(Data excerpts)
*****
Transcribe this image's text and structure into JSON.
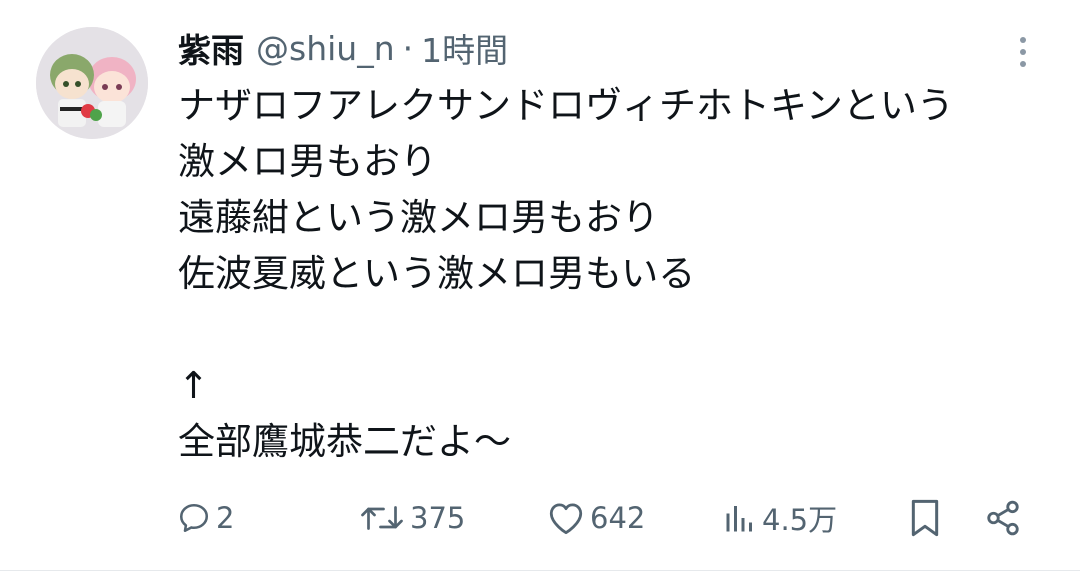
{
  "post": {
    "author_name": "紫雨",
    "handle": "@shiu_n",
    "separator": "·",
    "time": "1時間",
    "lines": [
      "ナザロフアレクサンドロヴィチホトキンという",
      "激メロ男もおり",
      "遠藤紺という激メロ男もおり",
      "佐波夏威という激メロ男もいる",
      "",
      "↑",
      "全部鷹城恭二だよ〜"
    ]
  },
  "actions": {
    "reply": {
      "icon": "reply-icon",
      "count": "2"
    },
    "repost": {
      "icon": "repost-icon",
      "count": "375"
    },
    "like": {
      "icon": "heart-icon",
      "count": "642"
    },
    "views": {
      "icon": "views-icon",
      "count": "4.5万"
    },
    "bookmark": {
      "icon": "bookmark-icon"
    },
    "share": {
      "icon": "share-icon"
    }
  },
  "colors": {
    "text": "#0f1419",
    "secondary": "#536471",
    "background": "#ffffff"
  }
}
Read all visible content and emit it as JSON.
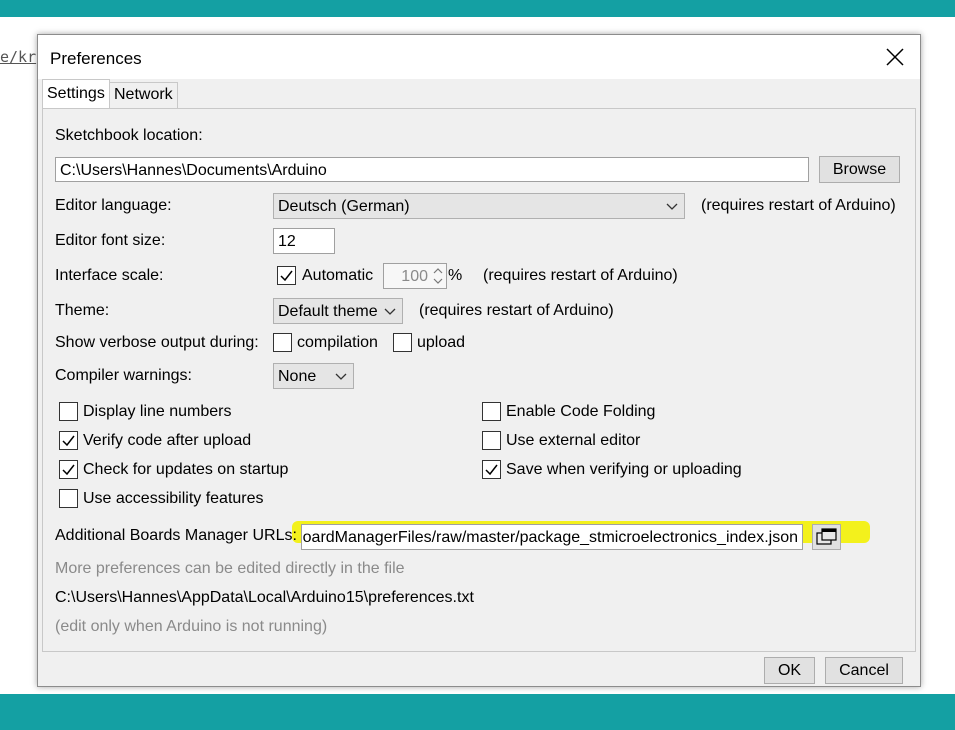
{
  "background": {
    "link_fragment": "e/kr"
  },
  "dialog": {
    "title": "Preferences",
    "tabs": [
      "Settings",
      "Network"
    ],
    "sketchbook": {
      "label": "Sketchbook location:",
      "value": "C:\\Users\\Hannes\\Documents\\Arduino",
      "browse": "Browse"
    },
    "language": {
      "label": "Editor language:",
      "value": "Deutsch (German)",
      "note": "(requires restart of Arduino)"
    },
    "font_size": {
      "label": "Editor font size:",
      "value": "12"
    },
    "scale": {
      "label": "Interface scale:",
      "automatic": "Automatic",
      "value": "100",
      "unit": "%",
      "note": "(requires restart of Arduino)"
    },
    "theme": {
      "label": "Theme:",
      "value": "Default theme",
      "note": "(requires restart of Arduino)"
    },
    "verbose": {
      "label": "Show verbose output during:",
      "compilation": "compilation",
      "upload": "upload"
    },
    "warnings": {
      "label": "Compiler warnings:",
      "value": "None"
    },
    "options_left": [
      {
        "label": "Display line numbers",
        "checked": false
      },
      {
        "label": "Verify code after upload",
        "checked": true
      },
      {
        "label": "Check for updates on startup",
        "checked": true
      },
      {
        "label": "Use accessibility features",
        "checked": false
      }
    ],
    "options_right": [
      {
        "label": "Enable Code Folding",
        "checked": false
      },
      {
        "label": "Use external editor",
        "checked": false
      },
      {
        "label": "Save when verifying or uploading",
        "checked": true
      }
    ],
    "boards": {
      "label": "Additional Boards Manager URLs:",
      "value": "BoardManagerFiles/raw/master/package_stmicroelectronics_index.json"
    },
    "more_prefs": "More preferences can be edited directly in the file",
    "prefs_path": "C:\\Users\\Hannes\\AppData\\Local\\Arduino15\\preferences.txt",
    "edit_note": "(edit only when Arduino is not running)",
    "ok": "OK",
    "cancel": "Cancel"
  },
  "colors": {
    "teal": "#14a0a3",
    "highlight": "#f3f11c"
  }
}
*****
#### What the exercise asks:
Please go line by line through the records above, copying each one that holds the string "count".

#### Expected answer:
      "count": "2"
      "count": "375"
      "count": "642"
      "count": "4.5万"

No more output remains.